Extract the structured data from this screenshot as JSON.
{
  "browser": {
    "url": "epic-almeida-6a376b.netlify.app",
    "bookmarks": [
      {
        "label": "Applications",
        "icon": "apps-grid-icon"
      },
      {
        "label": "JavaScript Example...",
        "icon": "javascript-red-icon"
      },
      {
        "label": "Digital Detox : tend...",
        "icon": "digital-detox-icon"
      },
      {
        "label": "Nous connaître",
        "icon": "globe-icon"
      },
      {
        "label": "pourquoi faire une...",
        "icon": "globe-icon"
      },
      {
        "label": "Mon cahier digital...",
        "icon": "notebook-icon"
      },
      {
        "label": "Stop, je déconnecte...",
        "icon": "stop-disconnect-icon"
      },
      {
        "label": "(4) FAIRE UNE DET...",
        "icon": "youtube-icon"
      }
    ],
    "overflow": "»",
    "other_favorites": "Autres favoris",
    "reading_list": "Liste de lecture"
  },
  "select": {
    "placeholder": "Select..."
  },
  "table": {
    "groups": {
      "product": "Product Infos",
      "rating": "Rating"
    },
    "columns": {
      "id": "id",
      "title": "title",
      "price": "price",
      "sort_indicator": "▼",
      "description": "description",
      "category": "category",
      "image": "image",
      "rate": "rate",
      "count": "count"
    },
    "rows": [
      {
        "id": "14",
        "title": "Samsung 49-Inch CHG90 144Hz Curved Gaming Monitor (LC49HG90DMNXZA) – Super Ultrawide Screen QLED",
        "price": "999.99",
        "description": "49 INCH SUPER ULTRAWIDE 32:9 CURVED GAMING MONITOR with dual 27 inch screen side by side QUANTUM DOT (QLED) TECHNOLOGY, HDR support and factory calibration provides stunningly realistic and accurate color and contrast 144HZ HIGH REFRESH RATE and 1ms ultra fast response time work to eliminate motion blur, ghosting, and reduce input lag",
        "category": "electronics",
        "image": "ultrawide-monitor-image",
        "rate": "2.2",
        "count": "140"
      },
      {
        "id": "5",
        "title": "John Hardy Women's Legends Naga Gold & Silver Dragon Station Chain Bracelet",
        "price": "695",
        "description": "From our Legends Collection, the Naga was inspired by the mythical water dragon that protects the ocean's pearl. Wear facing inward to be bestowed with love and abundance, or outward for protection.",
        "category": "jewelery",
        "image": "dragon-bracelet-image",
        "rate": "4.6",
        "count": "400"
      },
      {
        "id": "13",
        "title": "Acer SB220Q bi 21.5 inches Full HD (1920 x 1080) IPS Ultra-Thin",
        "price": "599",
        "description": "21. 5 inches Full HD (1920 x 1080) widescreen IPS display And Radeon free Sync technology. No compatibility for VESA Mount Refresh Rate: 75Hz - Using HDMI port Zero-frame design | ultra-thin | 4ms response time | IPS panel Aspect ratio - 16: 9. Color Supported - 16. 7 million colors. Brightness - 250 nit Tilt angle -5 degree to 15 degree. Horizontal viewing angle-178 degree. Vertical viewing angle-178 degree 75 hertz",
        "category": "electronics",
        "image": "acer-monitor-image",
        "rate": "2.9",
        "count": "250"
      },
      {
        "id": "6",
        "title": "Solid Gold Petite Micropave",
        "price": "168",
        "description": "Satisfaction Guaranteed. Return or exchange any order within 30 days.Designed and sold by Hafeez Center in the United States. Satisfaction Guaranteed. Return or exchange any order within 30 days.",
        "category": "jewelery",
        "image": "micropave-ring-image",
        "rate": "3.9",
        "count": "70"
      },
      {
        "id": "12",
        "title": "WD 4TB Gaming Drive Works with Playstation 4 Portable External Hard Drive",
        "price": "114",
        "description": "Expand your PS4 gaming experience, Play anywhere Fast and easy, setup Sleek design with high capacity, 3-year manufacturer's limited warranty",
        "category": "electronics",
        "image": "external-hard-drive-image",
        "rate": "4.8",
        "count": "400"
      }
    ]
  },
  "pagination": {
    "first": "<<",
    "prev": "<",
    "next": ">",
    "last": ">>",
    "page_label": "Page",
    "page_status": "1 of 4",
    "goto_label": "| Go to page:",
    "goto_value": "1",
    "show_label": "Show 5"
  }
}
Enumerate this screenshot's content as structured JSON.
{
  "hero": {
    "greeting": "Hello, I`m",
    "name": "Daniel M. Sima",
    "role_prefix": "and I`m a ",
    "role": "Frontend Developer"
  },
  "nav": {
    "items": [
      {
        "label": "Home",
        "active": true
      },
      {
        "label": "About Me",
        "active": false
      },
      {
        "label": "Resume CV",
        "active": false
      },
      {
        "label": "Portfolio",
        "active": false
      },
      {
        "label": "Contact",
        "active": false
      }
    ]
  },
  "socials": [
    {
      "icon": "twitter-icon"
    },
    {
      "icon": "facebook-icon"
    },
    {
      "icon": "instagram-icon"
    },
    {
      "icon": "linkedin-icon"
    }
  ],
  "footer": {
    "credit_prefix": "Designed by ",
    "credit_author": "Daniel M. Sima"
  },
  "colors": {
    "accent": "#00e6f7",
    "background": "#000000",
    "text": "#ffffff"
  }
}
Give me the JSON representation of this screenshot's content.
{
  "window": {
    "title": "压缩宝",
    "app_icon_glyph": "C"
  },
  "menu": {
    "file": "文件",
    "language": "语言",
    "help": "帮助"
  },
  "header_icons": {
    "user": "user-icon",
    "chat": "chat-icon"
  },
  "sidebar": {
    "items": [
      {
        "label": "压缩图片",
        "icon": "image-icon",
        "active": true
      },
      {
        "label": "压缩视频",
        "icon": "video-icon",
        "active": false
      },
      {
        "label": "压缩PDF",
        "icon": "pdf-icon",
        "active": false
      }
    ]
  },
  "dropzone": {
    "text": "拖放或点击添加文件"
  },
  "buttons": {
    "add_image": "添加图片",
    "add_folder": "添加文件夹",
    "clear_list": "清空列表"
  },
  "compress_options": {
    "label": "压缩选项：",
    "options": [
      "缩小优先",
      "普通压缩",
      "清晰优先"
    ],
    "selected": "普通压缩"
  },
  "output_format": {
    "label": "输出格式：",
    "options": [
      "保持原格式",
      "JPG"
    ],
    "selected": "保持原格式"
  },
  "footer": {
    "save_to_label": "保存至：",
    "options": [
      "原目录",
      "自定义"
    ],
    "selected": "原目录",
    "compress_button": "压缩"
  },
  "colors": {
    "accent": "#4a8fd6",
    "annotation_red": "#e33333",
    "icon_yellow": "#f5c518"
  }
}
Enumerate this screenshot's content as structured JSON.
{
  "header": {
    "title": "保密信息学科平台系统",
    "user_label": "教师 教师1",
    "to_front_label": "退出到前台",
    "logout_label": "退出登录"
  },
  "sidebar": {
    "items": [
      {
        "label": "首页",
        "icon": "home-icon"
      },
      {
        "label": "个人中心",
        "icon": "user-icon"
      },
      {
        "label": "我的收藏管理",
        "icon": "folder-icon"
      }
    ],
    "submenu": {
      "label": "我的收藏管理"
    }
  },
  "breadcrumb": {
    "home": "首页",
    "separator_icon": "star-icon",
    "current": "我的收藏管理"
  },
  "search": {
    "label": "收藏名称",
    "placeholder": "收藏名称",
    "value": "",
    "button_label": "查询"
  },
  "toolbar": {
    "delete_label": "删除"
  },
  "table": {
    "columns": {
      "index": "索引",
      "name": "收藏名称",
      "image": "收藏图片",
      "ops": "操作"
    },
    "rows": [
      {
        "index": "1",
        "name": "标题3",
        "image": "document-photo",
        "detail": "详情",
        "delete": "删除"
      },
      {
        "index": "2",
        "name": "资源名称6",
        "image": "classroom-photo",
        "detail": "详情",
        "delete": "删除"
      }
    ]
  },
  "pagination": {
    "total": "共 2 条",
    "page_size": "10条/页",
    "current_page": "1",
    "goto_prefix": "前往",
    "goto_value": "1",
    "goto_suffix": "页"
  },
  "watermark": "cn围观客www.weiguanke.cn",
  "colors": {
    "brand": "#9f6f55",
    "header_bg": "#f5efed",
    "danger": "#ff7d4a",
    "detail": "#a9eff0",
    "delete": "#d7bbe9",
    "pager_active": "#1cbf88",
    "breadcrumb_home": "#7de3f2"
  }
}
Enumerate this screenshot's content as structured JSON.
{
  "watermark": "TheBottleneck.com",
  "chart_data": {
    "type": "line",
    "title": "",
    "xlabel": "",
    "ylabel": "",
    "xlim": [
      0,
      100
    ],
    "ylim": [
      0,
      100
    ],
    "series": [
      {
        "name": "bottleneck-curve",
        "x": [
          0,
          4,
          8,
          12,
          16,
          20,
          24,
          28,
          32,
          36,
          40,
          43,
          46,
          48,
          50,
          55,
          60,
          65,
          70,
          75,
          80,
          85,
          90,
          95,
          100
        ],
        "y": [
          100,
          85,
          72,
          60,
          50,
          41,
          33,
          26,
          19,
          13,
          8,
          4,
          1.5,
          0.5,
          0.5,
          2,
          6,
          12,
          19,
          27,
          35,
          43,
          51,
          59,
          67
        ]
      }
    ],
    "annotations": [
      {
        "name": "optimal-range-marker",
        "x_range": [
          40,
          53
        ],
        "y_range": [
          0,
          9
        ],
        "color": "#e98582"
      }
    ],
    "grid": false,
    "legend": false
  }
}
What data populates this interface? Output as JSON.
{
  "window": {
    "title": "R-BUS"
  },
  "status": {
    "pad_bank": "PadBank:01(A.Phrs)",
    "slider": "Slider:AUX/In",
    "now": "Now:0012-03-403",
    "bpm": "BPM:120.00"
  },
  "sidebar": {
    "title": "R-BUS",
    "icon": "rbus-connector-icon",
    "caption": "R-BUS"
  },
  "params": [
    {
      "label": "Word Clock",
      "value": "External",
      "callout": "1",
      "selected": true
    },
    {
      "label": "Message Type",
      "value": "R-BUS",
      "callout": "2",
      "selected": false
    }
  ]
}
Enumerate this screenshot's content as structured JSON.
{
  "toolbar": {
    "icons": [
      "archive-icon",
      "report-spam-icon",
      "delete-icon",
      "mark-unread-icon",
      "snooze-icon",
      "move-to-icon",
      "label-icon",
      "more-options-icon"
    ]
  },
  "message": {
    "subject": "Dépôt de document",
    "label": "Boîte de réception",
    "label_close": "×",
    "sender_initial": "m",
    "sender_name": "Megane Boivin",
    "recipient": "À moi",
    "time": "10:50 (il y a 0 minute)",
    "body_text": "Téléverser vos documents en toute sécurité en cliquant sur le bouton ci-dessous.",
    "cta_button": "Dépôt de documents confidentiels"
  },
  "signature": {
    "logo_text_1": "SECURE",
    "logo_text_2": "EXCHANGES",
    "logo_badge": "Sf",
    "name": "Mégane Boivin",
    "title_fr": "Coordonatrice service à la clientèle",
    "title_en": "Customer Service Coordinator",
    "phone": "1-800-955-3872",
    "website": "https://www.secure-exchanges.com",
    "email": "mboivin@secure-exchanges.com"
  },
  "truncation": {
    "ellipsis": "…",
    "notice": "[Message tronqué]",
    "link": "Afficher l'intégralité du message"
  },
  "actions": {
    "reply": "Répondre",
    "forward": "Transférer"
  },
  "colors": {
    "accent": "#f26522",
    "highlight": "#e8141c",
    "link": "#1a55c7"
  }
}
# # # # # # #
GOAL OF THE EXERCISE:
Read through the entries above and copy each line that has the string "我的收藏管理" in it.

SOLUTION TO THIS TASK:
        "label": "我的收藏管理",
      "label": "我的收藏管理"
    "current": "我的收藏管理"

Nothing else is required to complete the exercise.